By Josh Resnek
Everyone knew the closure of the city was imminent last week.
What did the mayor do?
He went on vacation.
“It was an inopportune time for him to take a vacation,” said Councilor at Large Gerly Adrien. “Plain and simple – he should have been here directing emergency measures. He wasn’t.”
Councilor Mike McLaughlin said he was stunned by the mayor’s action.
“Can you imagine the leader of the city taking a vacation when a virus is shutting down the entire place? I can’t. The mayor heading to Aruba for a vacation when the city is burning down is something he will never live down. If I were running against him, his Aruba vacation would dominate the campaign,” McLaughlin told the Leader Herald.
“Can you imagine this mayor, any mayor, taking a vacation when the city is shutting down? I can’t. His actions tell quite a story about him and what kind of person he is.”
Councilor Mike Marches said the mayor’s vacation to Aruba was a slap in the face to everyone in this city fearful about what comes next with the virus and the city’s response to it.
“You’ve got to be kidding me. No mayor should leave the city for it to fend on its own when a potentially deadly virus has broken out. If you can’t rely on the mayor, who can you rely on?” Marchese asked.
“Going on vacation when the city is experiencing the worst crisis since the flu outbreak in 1918 is all wrong. He should be run out of office,” Marchese added.
“When the going gets tough, the tough get going…to Aruba,” he said.
During his absence, the mayor’s chief of staff Kevin O’Donnell was apparently running the show.
Several city press releases were issued with the mayor’s OK coming from his hotel room or the beach in Aruba.
The mayor has said it doesn’t matter where he is, he can run the city with his cell phone.
However, when almost 60,000 Everett residences are scared about the unknown effects of the virus, his presence was required and his absence, noted.
City hall was closed in his absence.
The schools were closed.
The libraries and every other public facility were either drastically curtailed or entirely closed in his absence.
Very little in the way of public policy has indicated the mayor has a handle on what the city’s first responders – firefighters and police officers- are expected to do, or how they are planning to cope if they become infected, as predicted.
He has provided no guidance to the city’s ambulance service and he has apparently not yet met with officials from the Whidden Hospital to plot out a plan for the city’s response to what is expected to be a crush of virus infected, sick patients all seeking entry to the hospital.
While the mayor was vacationing and the public schools closed, he was not present to direct efforts to feed several thousand children breakfast and lunch, an absolute necessity for the children living in lower income homes.
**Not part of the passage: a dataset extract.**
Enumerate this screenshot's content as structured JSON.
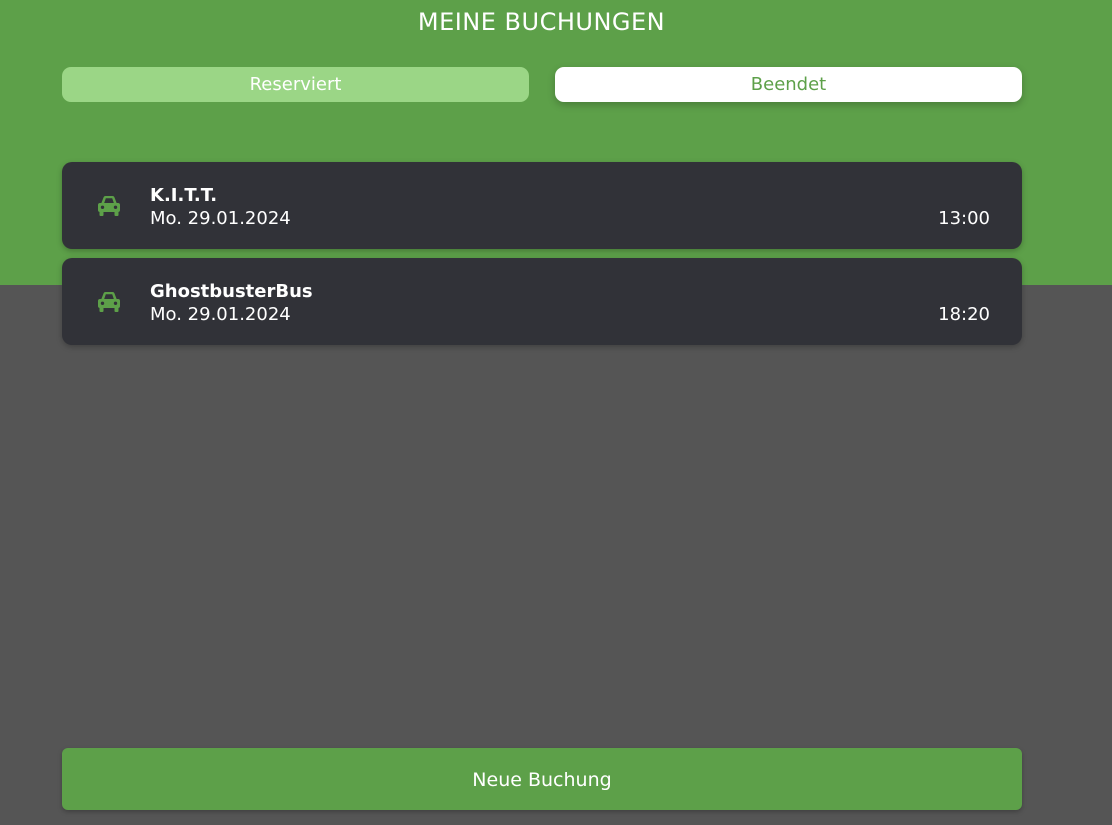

No public directives of any kind indicated the mayor’s interest in the well being of the city’s large elderly population.
Doctors and researchers all agree, data shows convincingly that the elderly – and all those over 60 are especially susceptible to the coronavirus.